Reluctant Bain heads back to court

David Bain is anguished by the prospect of returning to court to pursue a High Court claim against Justice Minister Judith Collins, his long-term advocate Joe Karam says.

Mr Karam yesterday confirmed Mr Bain had filed a claim in the High Court at Auckland seeking a judicial review of the actions of the Justice Minister.

The claim concerns her actions after she received the report from former Canadian Justice Ian Binnie, who found that on the balance of probabilities Mr Bain was innocent, and the process behind the report from Robert Fisher QC.

The minister released Justice Binnie's report and Dr Fisher's peer review last month, which concluded the Binnie report was fundamentally flawed. Mr Bain's claim includes allegations the minister breached his right to natural justice, breached his rights under he New Zealand Bill of Rights Act (1990), acted in bad faith, abused her power, and acted in a biased, unreasonable and predetermined manner.

In a statement, Ms Collins said Mr Bain's application fell outside Cabinet guidelines and was at the discretion of Cabinet.

''I have taken steps to ensure the process is fair and proper throughout.

''Put simply, it would be unacceptable for Cabinet to base its decision for compensation on an unsafe and flawed report. That would not have resulted in justice for anyone, let alone Mr Bain.

''Mr Bain has requested the Government put his application for compensation on hold. This will result in further delay. I am considering his request.''

She declined to comment further as the matter was before the courts.

Mr Karam said last night the only person disadvantaged by a delay in the compensation decision was Mr Bain, who had no confidence his claim was being assessed in a fair manner.

''The reason he is being disadvantaged is because he is being excluded from the process for the last six months. How could justice have been better served by having David Bain excluded?''Communication between the minister and the Bain legal team was ''non-existent'', Mr Karam said.

''What we know about the process we only find out through media releases. We have been completely sidelined, so how can you have confidence in that process?''He said most civil actions ended out of court. It was a ''last resort'' for Mr Bain's team, and had anguished Mr Bain.

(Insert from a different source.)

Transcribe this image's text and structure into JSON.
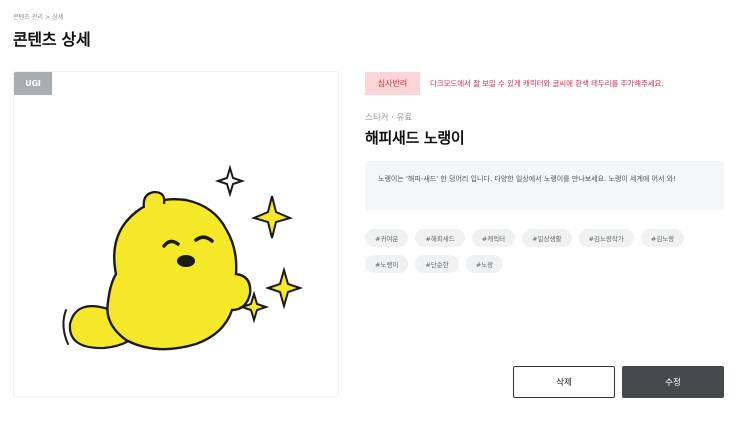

''He entered into this process in good faith and thought it would be ended when Justice Binnie's report was filed and he has had enough of courts, claims and inquiries and everything else and just wants to get on with his life.''

Mr Bain had ''no hope'' of paying his legal team, which also anguished him, he said.

His legal team had worked on a pro bono basis, but if the hours had been charged since the application for compensation was lodged in early 2010, the fee would be about $400,000.

''If the [judicial review application] goes all the way to the Supreme Court, it will be another $400,000,'' Mr Karam said.

''He just wants an end to it, and can't understand why the Government doesn't want an end to it.''

Mr Bain was convicted in 1995 of murdering his family and spent 13 years in jail before being acquitted in a 2009 retrial. The retrial came after the Privy Council in 2007 quashed his conviction after finding there had been a substantial miscarriage of justice. An application for compensation for wrongful conviction from Mr Bain was received by former justice minister Simon Power in March 2010.